## [Assignment]
Omit the images, then print each record below exactly as it reads.

Input material Block Start

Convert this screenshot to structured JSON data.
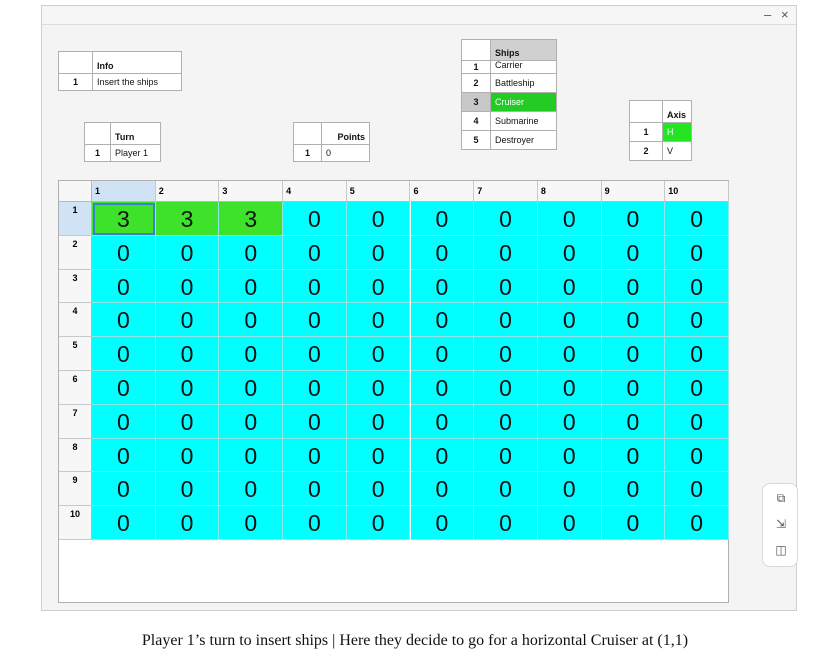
{
  "window": {
    "minimize": "–",
    "close": "×"
  },
  "info": {
    "header": "Info",
    "rows": [
      {
        "index": "1",
        "value": "Insert the ships"
      }
    ]
  },
  "turn": {
    "header": "Turn",
    "rows": [
      {
        "index": "1",
        "value": "Player 1"
      }
    ]
  },
  "points": {
    "header": "Points",
    "rows": [
      {
        "index": "1",
        "value": "0"
      }
    ]
  },
  "ships": {
    "header": "Ships",
    "selected_color": "#22cc22",
    "rows": [
      {
        "index": "1",
        "value": "Carrier"
      },
      {
        "index": "2",
        "value": "Battleship"
      },
      {
        "index": "3",
        "value": "Cruiser",
        "selected": true
      },
      {
        "index": "4",
        "value": "Submarine"
      },
      {
        "index": "5",
        "value": "Destroyer"
      }
    ]
  },
  "axis": {
    "header": "Axis",
    "rows": [
      {
        "index": "1",
        "value": "H",
        "selected": true
      },
      {
        "index": "2",
        "value": "V"
      }
    ]
  },
  "board": {
    "col_headers": [
      "1",
      "2",
      "3",
      "4",
      "5",
      "6",
      "7",
      "8",
      "9",
      "10"
    ],
    "row_headers": [
      "1",
      "2",
      "3",
      "4",
      "5",
      "6",
      "7",
      "8",
      "9",
      "10"
    ],
    "cells": [
      [
        "3",
        "3",
        "3",
        "0",
        "0",
        "0",
        "0",
        "0",
        "0",
        "0"
      ],
      [
        "0",
        "0",
        "0",
        "0",
        "0",
        "0",
        "0",
        "0",
        "0",
        "0"
      ],
      [
        "0",
        "0",
        "0",
        "0",
        "0",
        "0",
        "0",
        "0",
        "0",
        "0"
      ],
      [
        "0",
        "0",
        "0",
        "0",
        "0",
        "0",
        "0",
        "0",
        "0",
        "0"
      ],
      [
        "0",
        "0",
        "0",
        "0",
        "0",
        "0",
        "0",
        "0",
        "0",
        "0"
      ],
      [
        "0",
        "0",
        "0",
        "0",
        "0",
        "0",
        "0",
        "0",
        "0",
        "0"
      ],
      [
        "0",
        "0",
        "0",
        "0",
        "0",
        "0",
        "0",
        "0",
        "0",
        "0"
      ],
      [
        "0",
        "0",
        "0",
        "0",
        "0",
        "0",
        "0",
        "0",
        "0",
        "0"
      ],
      [
        "0",
        "0",
        "0",
        "0",
        "0",
        "0",
        "0",
        "0",
        "0",
        "0"
      ],
      [
        "0",
        "0",
        "0",
        "0",
        "0",
        "0",
        "0",
        "0",
        "0",
        "0"
      ]
    ],
    "ship_color": "#3ee22a",
    "water_color": "#00ffff",
    "selected_cell": [
      0,
      0
    ]
  },
  "side_panel": {
    "icons": [
      "window-restore-icon",
      "picture-in-picture-icon",
      "sidebar-panel-icon"
    ]
  },
  "caption": "Player 1’s turn to insert ships | Here they decide to go for a horizontal Cruiser at (1,1)"
}
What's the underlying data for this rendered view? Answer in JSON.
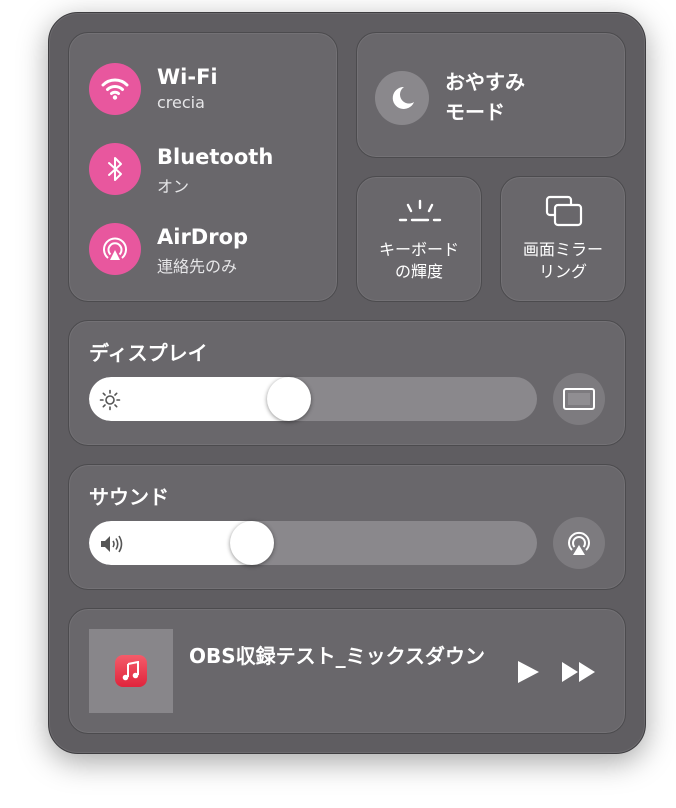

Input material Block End

## [Solution]
Convert this screenshot to structured JSON data.
{
  "window": {
    "minimize": "–",
    "close": "×"
  },
  "info": {
    "header": "Info",
    "rows": [
      {
        "index": "1",
        "value": "Insert the ships"
      }
    ]
  },
  "turn": {
    "header": "Turn",
    "rows": [
      {
        "index": "1",
        "value": "Player 1"
      }
    ]
  },
  "points": {
    "header": "Points",
    "rows": [
      {
        "index": "1",
        "value": "0"
      }
    ]
  },
  "ships": {
    "header": "Ships",
    "selected_color": "#22cc22",
    "rows": [
      {
        "index": "1",
        "value": "Carrier"
      },
      {
        "index": "2",
        "value": "Battleship"
      },
      {
        "index": "3",
        "value": "Cruiser",
        "selected": true
      },
      {
        "index": "4",
        "value": "Submarine"
      },
      {
        "index": "5",
        "value": "Destroyer"
      }
    ]
  },
  "axis": {
    "header": "Axis",
    "rows": [
      {
        "index": "1",
        "value": "H",
        "selected": true
      },
      {
        "index": "2",
        "value": "V"
      }
    ]
  },
  "board": {
    "col_headers": [
      "1",
      "2",
      "3",
      "4",
      "5",
      "6",
      "7",
      "8",
      "9",
      "10"
    ],
    "row_headers": [
      "1",
      "2",
      "3",
      "4",
      "5",
      "6",
      "7",
      "8",
      "9",
      "10"
    ],
    "cells": [
      [
        "3",
        "3",
        "3",
        "0",
        "0",
        "0",
        "0",
        "0",
        "0",
        "0"
      ],
      [
        "0",
        "0",
        "0",
        "0",
        "0",
        "0",
        "0",
        "0",
        "0",
        "0"
      ],
      [
        "0",
        "0",
        "0",
        "0",
        "0",
        "0",
        "0",
        "0",
        "0",
        "0"
      ],
      [
        "0",
        "0",
        "0",
        "0",
        "0",
        "0",
        "0",
        "0",
        "0",
        "0"
      ],
      [
        "0",
        "0",
        "0",
        "0",
        "0",
        "0",
        "0",
        "0",
        "0",
        "0"
      ],
      [
        "0",
        "0",
        "0",
        "0",
        "0",
        "0",
        "0",
        "0",
        "0",
        "0"
      ],
      [
        "0",
        "0",
        "0",
        "0",
        "0",
        "0",
        "0",
        "0",
        "0",
        "0"
      ],
      [
        "0",
        "0",
        "0",
        "0",
        "0",
        "0",
        "0",
        "0",
        "0",
        "0"
      ],
      [
        "0",
        "0",
        "0",
        "0",
        "0",
        "0",
        "0",
        "0",
        "0",
        "0"
      ],
      [
        "0",
        "0",
        "0",
        "0",
        "0",
        "0",
        "0",
        "0",
        "0",
        "0"
      ]
    ],
    "ship_color": "#3ee22a",
    "water_color": "#00ffff",
    "selected_cell": [
      0,
      0
    ]
  },
  "side_panel": {
    "icons": [
      "window-restore-icon",
      "picture-in-picture-icon",
      "sidebar-panel-icon"
    ]
  },
  "caption": "Player 1’s turn to insert ships | Here they decide to go for a horizontal Cruiser at (1,1)"
}
What's the underlying data for this rendered view? Answer in JSON.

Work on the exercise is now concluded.